Beloved, let’s go way back again to some late first century, early second century, church writing. It’s amazing to me that we still have these types of books after all these years. The Didache, also known as The Teaching of the Twelve Apostles, is an anonymous treatise which quotes the New Testament heavily.
I love these types of documents, as it not only gives us a look into the early church fathers, but also clearly shows the New Testament was understood to be Holy Spirit inspired previous to the fourth century. The Didache also shows that Christians have historically been against abortion and infanticide. Obviously the Didache, along with other patristic era writings, are not inspired. However, they are a wonderful look into the early church.
I think the Didache would be the perfect introduction for anyone beginning to study the history of the church. It has been said that, should we lose the New Testament, we could put it back together with the writings of the patristic fathers. The Didache is a prime example of that fact, thus I must highly recommend this short book to all believers young and old. Being 1,900 years old, it’s in the public domain, which means it’s free, yay!

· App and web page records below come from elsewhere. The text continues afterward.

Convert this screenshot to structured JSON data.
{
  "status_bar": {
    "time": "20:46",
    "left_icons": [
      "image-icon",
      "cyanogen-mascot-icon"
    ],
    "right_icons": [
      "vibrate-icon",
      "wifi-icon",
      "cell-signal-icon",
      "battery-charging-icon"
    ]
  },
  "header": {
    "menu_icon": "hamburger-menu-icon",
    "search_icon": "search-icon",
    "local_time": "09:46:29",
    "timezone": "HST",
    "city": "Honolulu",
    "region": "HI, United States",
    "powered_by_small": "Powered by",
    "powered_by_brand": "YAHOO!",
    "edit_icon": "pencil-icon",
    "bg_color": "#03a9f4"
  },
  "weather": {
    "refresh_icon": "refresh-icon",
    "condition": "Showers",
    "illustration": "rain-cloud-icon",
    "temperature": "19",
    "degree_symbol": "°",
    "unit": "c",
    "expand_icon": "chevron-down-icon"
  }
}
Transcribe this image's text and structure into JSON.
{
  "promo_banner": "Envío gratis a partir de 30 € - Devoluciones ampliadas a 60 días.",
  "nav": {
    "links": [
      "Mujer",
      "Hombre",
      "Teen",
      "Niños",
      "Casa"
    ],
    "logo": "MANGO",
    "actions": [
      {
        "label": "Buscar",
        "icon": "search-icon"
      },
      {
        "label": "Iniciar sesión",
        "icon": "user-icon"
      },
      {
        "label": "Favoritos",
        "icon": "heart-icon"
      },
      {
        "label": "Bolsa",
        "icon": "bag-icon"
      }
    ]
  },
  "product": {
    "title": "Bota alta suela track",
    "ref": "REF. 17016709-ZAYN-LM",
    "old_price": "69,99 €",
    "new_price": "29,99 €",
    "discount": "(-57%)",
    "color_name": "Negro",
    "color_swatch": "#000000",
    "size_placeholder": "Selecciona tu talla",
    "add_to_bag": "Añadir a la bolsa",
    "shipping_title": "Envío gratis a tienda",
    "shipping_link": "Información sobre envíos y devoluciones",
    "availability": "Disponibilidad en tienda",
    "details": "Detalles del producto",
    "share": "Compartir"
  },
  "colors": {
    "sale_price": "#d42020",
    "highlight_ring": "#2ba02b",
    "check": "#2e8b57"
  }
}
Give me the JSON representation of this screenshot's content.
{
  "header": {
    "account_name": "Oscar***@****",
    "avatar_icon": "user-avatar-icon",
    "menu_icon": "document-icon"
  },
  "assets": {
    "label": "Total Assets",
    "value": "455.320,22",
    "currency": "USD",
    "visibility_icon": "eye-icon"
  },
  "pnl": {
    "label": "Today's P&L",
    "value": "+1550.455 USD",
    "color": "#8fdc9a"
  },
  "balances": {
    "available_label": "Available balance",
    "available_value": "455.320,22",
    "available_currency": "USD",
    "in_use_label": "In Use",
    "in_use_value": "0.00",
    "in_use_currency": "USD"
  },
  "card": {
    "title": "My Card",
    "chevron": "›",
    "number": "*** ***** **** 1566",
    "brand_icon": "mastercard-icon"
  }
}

Here is the audio version, kindle version, paperback, and last but not least a PDF. As always, beloved brethren, be good Berean’s and study to show yourselves approved.
Hello, beloved brethren! Today I want to bring to your attention a book which would be excellent for evangelism. C. H. Spurgeon’s According to the Promise is a book outlining the difference between true and false conversion. He used the comparison of Isaac and Ishmael throughout the book to highlight certain characteristics of believers and legalistic church goers. I love how relevant this book is today, although it was written so long ago. So many of the Prince of Preachers words have stood the test of time, because he stuck to Biblical principles.
One of the things, I think, that made Spurgeon such a winner of souls was that he never presumed upon the salvation of others. He loved the lost enough to question whether they were in the faith. He challenged all he met to work through their salvation with fear and trembling. The end result, like he says in this book, is that the truly saved rejoice and find great peace and joy in the assurance of their salvation. At the same time, those deceived into believing they can work their way into heaven become aware of their danger.
I would recommend this book to anyone, believer or nonbeliever. Spurgeon details the path to salvation, accurately depicting the Gospel, while giving all the warning signs of coming up short. I spent so long trying to work my way into heaven, the harder I tried the harder it got, until I was overrun by sin. Finally I gave up all my efforts and humbled myself before God Almighty, my plight was great, my need was infinite, my ability was futile. I needed a savior, I could not save myself. We can save our friends, family, coworkers, and fellow church members, a lot of pain and suffering by being honest with them like Spurgeon is in this book.
I pray this book will be a blessing to you all, dear friends, as it was to me. If you have any books you’d like me to review please feel free to let me know. As always, be good Berean’s and study to show yourselves approved.